Instead of adding additional deductions to our tax code, Congress should consider legislation to flatten our income tax code or to eliminate it altogether. A flat-rate income tax would eliminate the complexity of our current tax code. Imagine how simple it would be to multiply your income for the year by one single tax rate and pay that amount in income taxes, with a minimal amount of deductions or exemptions. Taxpayers would no longer need 100+ pages of instructions or a Certified Public Accountant to comply with the tax code.

A national retail sales tax system would repeal rather than simplify the federal personal and corporate income taxes, and replace those taxes with a tax on the final sales of goods and services to consumers.  The Fair Tax Act, introduced by Republican Congressman John Linder of Georgia, goes even further and repeals not only the personal and corporate income taxes, but also the payroll taxes for Social Security and Medicare, self-employment taxes, capital gains taxes, and estate and gift taxes.  To replace all of these taxes, the Fair Tax Act imposes a consumption tax of 23 percent on all new goods and services at the point of final purchase.
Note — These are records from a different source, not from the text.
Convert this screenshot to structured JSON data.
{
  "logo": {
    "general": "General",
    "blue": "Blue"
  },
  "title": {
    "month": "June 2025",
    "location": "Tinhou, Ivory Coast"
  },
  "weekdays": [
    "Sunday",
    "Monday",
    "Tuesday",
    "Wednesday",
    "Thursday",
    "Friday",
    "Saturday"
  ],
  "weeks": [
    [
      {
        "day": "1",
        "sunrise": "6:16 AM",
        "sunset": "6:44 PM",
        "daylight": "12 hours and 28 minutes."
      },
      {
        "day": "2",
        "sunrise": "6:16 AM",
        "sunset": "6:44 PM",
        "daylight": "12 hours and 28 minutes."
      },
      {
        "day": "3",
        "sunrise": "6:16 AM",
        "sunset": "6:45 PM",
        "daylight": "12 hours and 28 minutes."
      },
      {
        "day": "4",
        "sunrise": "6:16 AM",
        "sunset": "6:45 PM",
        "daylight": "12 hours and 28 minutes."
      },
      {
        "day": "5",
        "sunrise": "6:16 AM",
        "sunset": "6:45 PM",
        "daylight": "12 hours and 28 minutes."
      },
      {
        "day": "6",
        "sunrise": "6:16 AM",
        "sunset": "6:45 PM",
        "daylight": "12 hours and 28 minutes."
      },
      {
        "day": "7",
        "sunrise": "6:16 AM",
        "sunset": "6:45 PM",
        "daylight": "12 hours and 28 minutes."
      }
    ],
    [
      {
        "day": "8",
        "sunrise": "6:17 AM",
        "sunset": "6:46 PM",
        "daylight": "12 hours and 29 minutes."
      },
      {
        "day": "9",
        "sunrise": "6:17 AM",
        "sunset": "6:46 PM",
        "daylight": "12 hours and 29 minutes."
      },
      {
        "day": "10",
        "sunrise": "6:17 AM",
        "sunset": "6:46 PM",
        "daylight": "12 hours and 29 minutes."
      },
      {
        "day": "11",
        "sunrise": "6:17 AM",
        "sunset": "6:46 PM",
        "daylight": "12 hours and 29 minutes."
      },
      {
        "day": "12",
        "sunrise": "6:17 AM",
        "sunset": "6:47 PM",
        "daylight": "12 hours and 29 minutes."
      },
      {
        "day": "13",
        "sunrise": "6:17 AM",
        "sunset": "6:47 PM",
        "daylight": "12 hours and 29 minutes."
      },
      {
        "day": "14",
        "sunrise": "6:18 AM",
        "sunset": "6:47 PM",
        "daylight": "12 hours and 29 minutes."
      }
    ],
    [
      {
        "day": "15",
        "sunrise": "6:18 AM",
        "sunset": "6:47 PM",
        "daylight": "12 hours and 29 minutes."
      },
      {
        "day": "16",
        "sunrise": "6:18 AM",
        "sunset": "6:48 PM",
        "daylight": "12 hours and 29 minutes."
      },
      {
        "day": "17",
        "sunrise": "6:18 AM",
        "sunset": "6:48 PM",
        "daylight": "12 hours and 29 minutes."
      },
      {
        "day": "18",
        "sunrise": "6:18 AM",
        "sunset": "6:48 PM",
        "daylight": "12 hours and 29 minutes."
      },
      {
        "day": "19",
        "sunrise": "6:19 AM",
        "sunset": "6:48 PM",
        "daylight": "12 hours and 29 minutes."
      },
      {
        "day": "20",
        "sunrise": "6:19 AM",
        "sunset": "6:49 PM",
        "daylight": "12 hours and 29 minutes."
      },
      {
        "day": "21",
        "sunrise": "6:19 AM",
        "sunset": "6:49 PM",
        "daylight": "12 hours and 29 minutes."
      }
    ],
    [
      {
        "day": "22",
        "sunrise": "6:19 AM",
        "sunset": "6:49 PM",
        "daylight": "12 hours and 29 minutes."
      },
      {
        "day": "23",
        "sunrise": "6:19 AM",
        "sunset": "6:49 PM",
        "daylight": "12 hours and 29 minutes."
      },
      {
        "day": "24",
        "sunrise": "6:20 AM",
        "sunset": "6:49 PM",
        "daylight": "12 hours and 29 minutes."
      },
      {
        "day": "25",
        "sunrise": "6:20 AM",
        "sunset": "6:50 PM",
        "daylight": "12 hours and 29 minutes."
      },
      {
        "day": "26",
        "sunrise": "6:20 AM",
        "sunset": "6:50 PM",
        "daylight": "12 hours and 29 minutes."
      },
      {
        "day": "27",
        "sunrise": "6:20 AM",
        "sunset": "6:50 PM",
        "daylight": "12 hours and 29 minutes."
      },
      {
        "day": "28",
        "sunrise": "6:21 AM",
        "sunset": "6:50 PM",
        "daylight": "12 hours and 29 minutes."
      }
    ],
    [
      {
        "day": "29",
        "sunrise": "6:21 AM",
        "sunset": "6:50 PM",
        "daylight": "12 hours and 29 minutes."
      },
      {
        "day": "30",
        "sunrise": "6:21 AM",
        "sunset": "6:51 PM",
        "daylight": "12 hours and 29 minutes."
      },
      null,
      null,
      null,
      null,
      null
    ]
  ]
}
Business-to-business transactions and the purchase of used products are not subject to the sales tax.  Iowa’s Congressman Steve King is one of 58 cosponsors of the Fair Tax Act.[5]

While the HAPPY Act may make pet owners happier by granting an additional tax deduction, taxpayers in general would be happier if it were not so complex and time-consuming to pay our federal income taxes. Reforming our federal tax code by adopting a flat tax or a national retail sales tax system would make taxpayers happier than a cat with a mouse or a dog with a bone! 

Amy K. Frantz is Research Vice-President at Public Interest Institute.

The views expressed herein are those of the author and not necessarily those of Public Interest Institute or Tax Education Foundation.  They are brought to you in the interest of a better-informed citizenry.

[1] Library of Congress, THOMAS Bill Search, H.R. 3501, CRS Summary <http://thomas.loc.gov/cgi-bin/bdquery/z?d111:HR03501:@@@D&summ2=m&> (November 16, 2009).

[2] Library of Congress, THOMAS Bill Search, H.R. 3501 <http://thomas.loc.gov/cgi-bin/query/D?c111:1:./temp/~c11162LfKW::> (November 16, 2009).

[3] Stacy Rapacon, “Pets, vets and bills that don’t make you howl,” The Washington Post, November 1, 2009 <http://www.washingtonpost.com/wp-dyn/content/article/2009/10/30/AR2009103004205.html> (November 16, 2009).

[4] Natasha Altamirano and Peter J. Sepp, “Study from Nation’s Largest Taxpayer Group Shows Individuals, Corps., Spending Nearly $300 Billion on Tax Compliance,” National Taxpayers Union press release, April 14, 2009 <http://www.ntu.org/main/press_release.php?PressID=1099&org_name=NTU> (November 18, 2009).

[5] Library of Congress, THOMAS Bill Search, H.R. 25, Cosponsors <http://www.thomas.gov/cgi-bin/bdquery/z?d111:HR00025:@@@P> (November 18, 2009).